Some of the famous poets of Punjabi language include:
Baba Farid Shakar Ganj Baksh
Shaikh Ibrahim Farid Sani
Madhu Lal Hussain
Sindhi is one of the important regional language of Pakistan. It appears that Sindhi was spoken in the Indus Delta from time immemorial. It is said that the language of the people of Moen-jo-Daro contained elements of present era Sindhi language.
The origin of this language is not exactly known. However, travelers like Al-Beruni have told us about the original script of the language. Chach Nama is an authentic document that proves that the dialect of Sindhi language was the same in the 12th century, as it is today. With the advent and influence of Arabs in the subcontinent, Sindhi changed its forms and adopted maximum words of Arabic as well as Persian and Turkish.
Famous Sindhi Poets
Some of famous Sindhi poets are following:
Shah Abdul Latif Bhittai
Sabit Ali Shah
Steps taken to grow Sindhi
Various steps have been taken to develop Sindhi. Organizations like ‘Sindhi Literary Board’ and Bazm-e-Talib-ul-Maula were set up. Several newspapers are being published in Sindhi. These include Kawish, Ibrat, Naw-e-Sindhi and Khadim-e-Watan besides a number of weeklies.
Baluchi is the regional language of Baluchistan. It is the least developed of all the regional languages. It was spread by Baluchi tribes that migrated from Iran.
The history of Baluchi literature may be divided into four periods:
Early Medieval Period – 1430 to 1600
Later Medieval Period – 1600 to 1850
Modern Period – 1850 to 1930
Contemporary Period – 1930 to date
Literature produced by earlier poets is not in records, as it was preserved traditionally in the memories of the people. No newspapers or books were published in Baluchi up till 1940. After partition, however Baluchi literature received a little boost. It was due to the efforts made by various organizations and due to establishment of TV stations. At present, Baluchi literature is on the road to development.
Types of Baluchi
There are two types of Baluchi namely:
Famous Poets of Baluchi
Some of the most literary figures of Baluchi are:
Abdul Qadir Shahwani
Malik Mohammad Ramzan
Mir Aqil Maingal
Well known poets of Baluchi language are:
Pushto is the regional language of the N.W.F.P. and tribal areas. It belongs to the East Iranian group of languages and contains many Persian, Arabic, Greek and Pehlevi words.
Steps taken to enhance Pushto
Although Pushto is an old language but its literature is comparatively a new one. After independence education spread rapidly and Pushto literature received a great boost. The Pushto Academy Peshawar, some other literary societies and educational institutions such as Islamia College Peshawar helped develop Pushto literature.
Famous Pushto Poets
Some of the well known poets of Pushto language are:

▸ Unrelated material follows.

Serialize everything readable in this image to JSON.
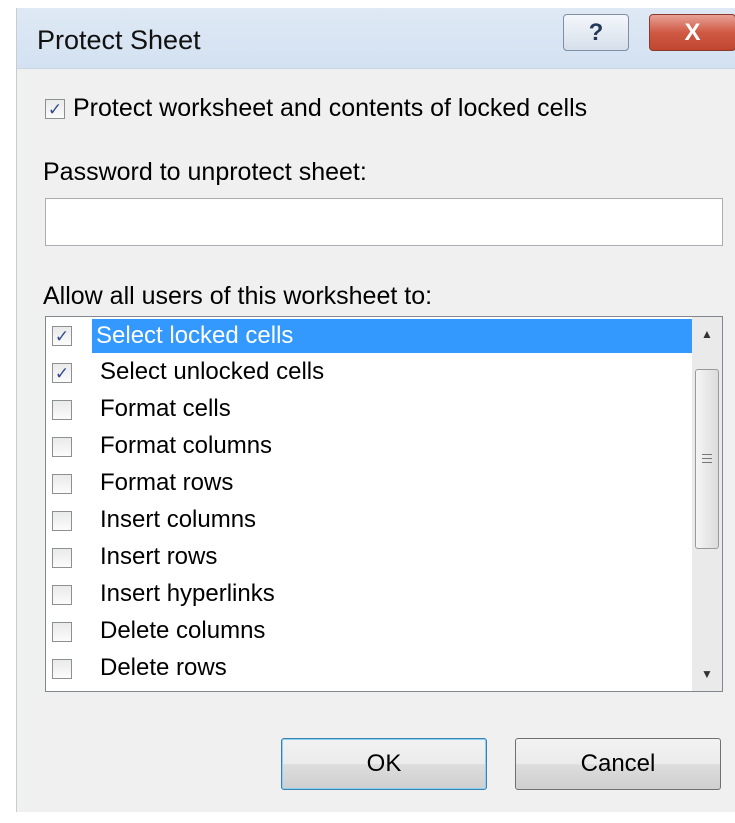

Khushal Khan Khatak
Sher Shah Soori
Brahvi is the next spoken language of Baluchistan. In fact, it is said to be spoken by a greater number of people than Baluchi. The Brahvi language is said to be one of Dravidian family of languages. It has borrowed heavily from Sindhi, Persian, Arabic and English. It remains in an unexplained isolation among the Indo-Iran dialects.
Brahvi literature has a vast treasure of folklores. It’s script has been borrowed much from Pushto script. Malik Dad was a great poet and a learned personalty of Brahvi language.
Kashmiri is the language of the people of the Indian-occupied Kashmir and Azad Kashmir. This language has been derived from Sanskrit. Kashmiri is generally spoken in Muslim families of the valley. It contains many Turkish, Arabic and Persian words. It is written in the Persian script.
Kashmiri, like all the regional languages of Pakistan, had its early literature in the form of poetry. It began with the composition of folk songs and ballads.
Kashmiri Literary Figures
Famous authors of Kashmiri language are:
Khatoon Lillah Anifa
The regional languages of Pakistan, i.e., Punjabi, Sindhi, Pushto, Brahvi and Baluchi are the most modern Pakistani languages. They have several common features and their literature bears the same eternal message for mankind. Government has been doing its best to develop the regional languages and introduction of regional TV channels is a positive step for promotion of regional languages.